LONDON – Sales at Mulberry fell 23 per cent to £ 115 million a year to March 27, but the UK handbag and accessory brand returned to profit during the pandemic, despite the fact that its physical stores were closed for much of the 12-month period.
The result was £ 4.6 million compared to last year’s loss of £ 47.9 million, reflecting growth in Asia-based and digital sales. The company also avoided write-downs during the period, which increased its profit margins and created a number of economies, including layoffs during the shutdown.
The underlying profit before tax was £ 5.9 million compared to a pre-tax loss of £ 14.2 million in the previous year.
Mulberry, marking its 50th anniversary, is back in revenue growth mode. The company said consolidated revenue for the period to date is 45 per cent ahead of last year, with retail sales up 30 per cent due to a strong recovery in the UK and continued growth in Asia, with Chinese retail sales up 46 per cent.
“I have been incredibly proud to lead Mulberry this year. In the last 12 months, our teams have faced enormous challenges from the global health crisis and have responded with resilience, determination and passion, ”said Thierry Andretta, the brand’s CEO.
“We have delivered robust financial performance and have made good strategic progress in our journey to build Mulberry as a leading sustainable global luxury brand,” he added.

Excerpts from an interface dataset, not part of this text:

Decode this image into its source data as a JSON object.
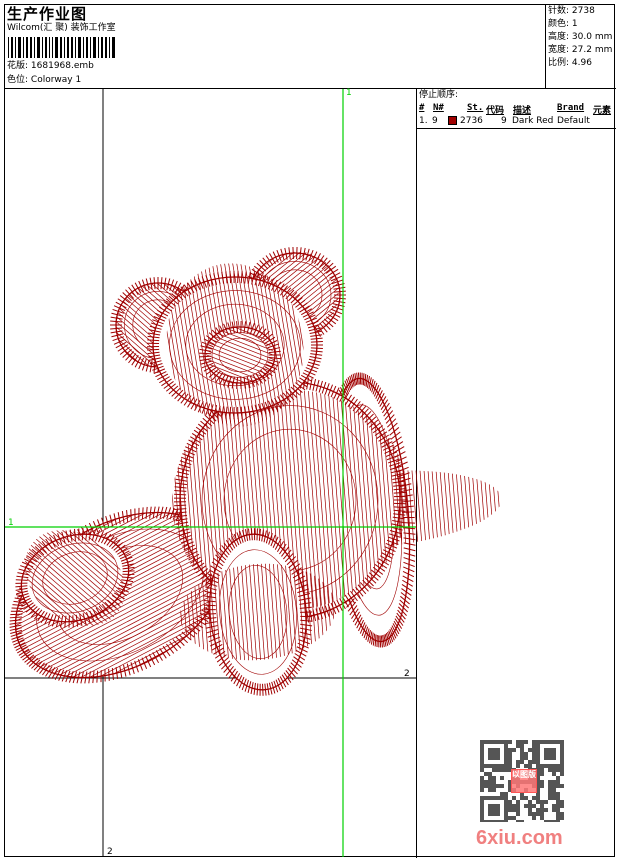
{
  "header": {
    "title": "生产作业图",
    "company": "Wilcom(汇 聚) 装饰工作室",
    "design_label": "花版:",
    "design_value": "1681968.emb",
    "colorway_label": "色位:",
    "colorway_value": "Colorway 1"
  },
  "stats": [
    {
      "label": "针数:",
      "value": "2738"
    },
    {
      "label": "颜色:",
      "value": "1"
    },
    {
      "label": "高度:",
      "value": "30.0 mm"
    },
    {
      "label": "宽度:",
      "value": "27.2 mm"
    },
    {
      "label": "比例:",
      "value": "4.96"
    }
  ],
  "stop_sequence": {
    "title": "停止顺序:",
    "columns": [
      "#",
      "N#",
      "St.",
      "代码",
      "描述",
      "Brand",
      "元素"
    ],
    "rows": [
      {
        "index": "1.",
        "needle": "9",
        "color": "#a00000",
        "stitches": "2736",
        "code": "9",
        "description": "Dark Red",
        "brand": "Default",
        "element": ""
      }
    ]
  },
  "guides": {
    "green_v": "1",
    "green_h": "1",
    "black_h": "2",
    "black_v": "2"
  },
  "colors": {
    "thread": "#a00000",
    "guide": "#00d000"
  },
  "watermark": {
    "text": "6xiu.com",
    "stamp": "以图版"
  }
}
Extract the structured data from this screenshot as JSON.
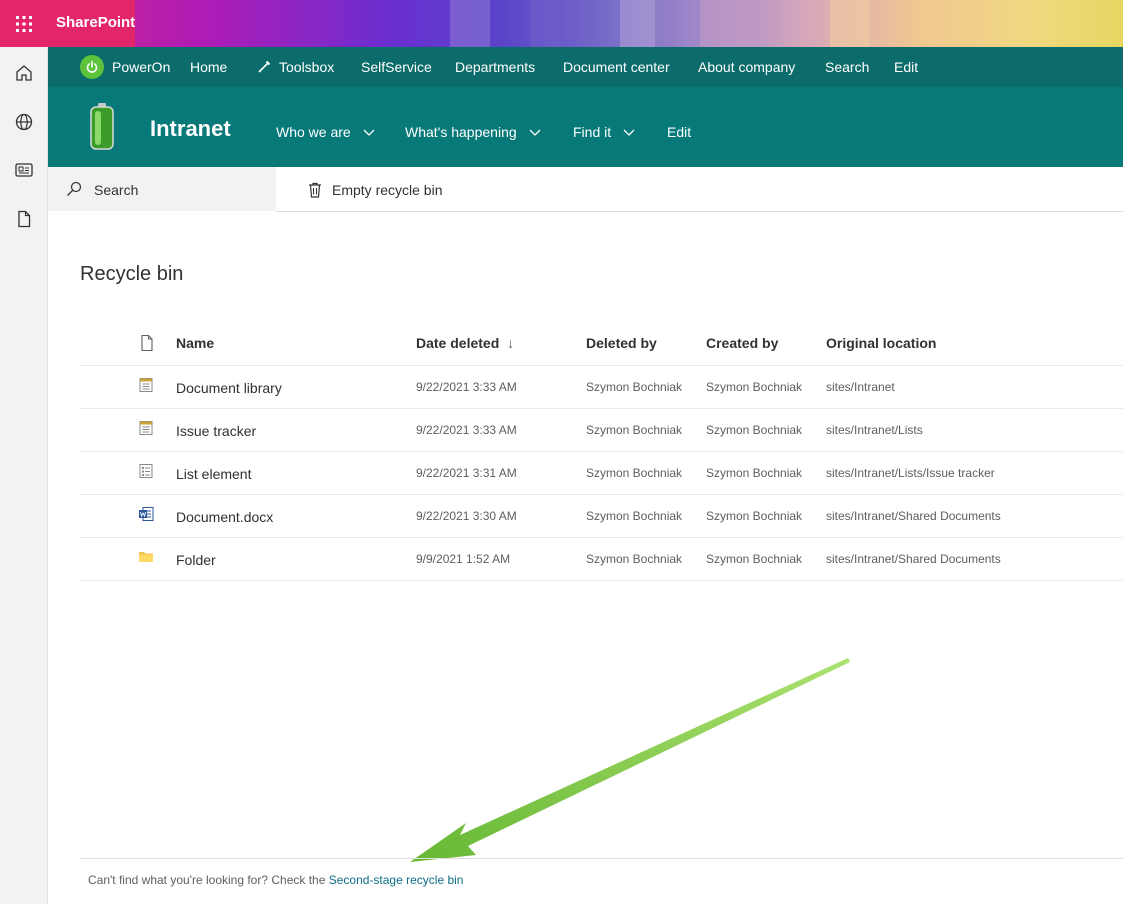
{
  "suite": {
    "brand": "SharePoint"
  },
  "hub_nav": {
    "items": [
      "PowerOn",
      "Home",
      "Toolsbox",
      "SelfService",
      "Departments",
      "Document center",
      "About company",
      "Search",
      "Edit"
    ]
  },
  "site": {
    "title": "Intranet",
    "nav": [
      "Who we are",
      "What's happening",
      "Find it",
      "Edit"
    ]
  },
  "command_bar": {
    "search_placeholder": "Search",
    "empty_label": "Empty recycle bin"
  },
  "page": {
    "title": "Recycle bin"
  },
  "table": {
    "columns": [
      "Name",
      "Date deleted",
      "Deleted by",
      "Created by",
      "Original location"
    ],
    "sort_indicator": "↓",
    "rows": [
      {
        "icon": "list-icon",
        "name": "Document library",
        "date": "9/22/2021 3:33 AM",
        "deleted_by": "Szymon Bochniak",
        "created_by": "Szymon Bochniak",
        "location": "sites/Intranet"
      },
      {
        "icon": "list-icon",
        "name": "Issue tracker",
        "date": "9/22/2021 3:33 AM",
        "deleted_by": "Szymon Bochniak",
        "created_by": "Szymon Bochniak",
        "location": "sites/Intranet/Lists"
      },
      {
        "icon": "list-item-icon",
        "name": "List element",
        "date": "9/22/2021 3:31 AM",
        "deleted_by": "Szymon Bochniak",
        "created_by": "Szymon Bochniak",
        "location": "sites/Intranet/Lists/Issue tracker"
      },
      {
        "icon": "word-icon",
        "name": "Document.docx",
        "date": "9/22/2021 3:30 AM",
        "deleted_by": "Szymon Bochniak",
        "created_by": "Szymon Bochniak",
        "location": "sites/Intranet/Shared Documents"
      },
      {
        "icon": "folder-icon",
        "name": "Folder",
        "date": "9/9/2021 1:52 AM",
        "deleted_by": "Szymon Bochniak",
        "created_by": "Szymon Bochniak",
        "location": "sites/Intranet/Shared Documents"
      }
    ]
  },
  "footer": {
    "text": "Can't find what you're looking for? Check the ",
    "link": "Second-stage recycle bin"
  },
  "colors": {
    "suite_accent": "#e3266b",
    "hub_nav_bg": "#0c6b6b",
    "site_header_bg": "#077979",
    "link": "#0f6e86",
    "arrow": "#7ac943"
  }
}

Over the 12-month period, Mulberry’s international retail sales rose 4 per cent to £ 33.8 million compared to the previous year’s £ 32.4 million. Sales in Asia and the Pacific grew by 36 percent, driven by ongoing developments in the region, while Chinese retail sales increased 81 percent and South Korea’s retail sales increased by 36 percent.
Retail sales in the rest of the world fell by 27 percent.
At the operational level, digital sales generated 49 percent of total revenue compared to 24 percent in 2020, when customers migrated to online channels when stores closed. During the year, the company also established a European distribution facility to support online sales after Brexit.
During the 12-month period, the company also made progress in terms of its sustainability agenda. It launched its Made To Last Manifesto with a commitment to transform the company into “a regenerative and circular model that encompasses the entire supply chain, from field to wardrobe” by 2030.
It noted that 80 percent of the collection is now made from leather that comes from environmentally accredited tanneries.
This number will increase to 100 percent by the fall-winter 2022 season. Mulberry also makes bag repairs in Somerset, England, headquarters, restores more than 10,000 bags a year and has become an accredited Living Wage Employer, meaning it pays an hourly wage, which is higher than the government-mandated minimum wage.
The company also helped with COVID-19 by making PPE dresses and delivering meals to those in need.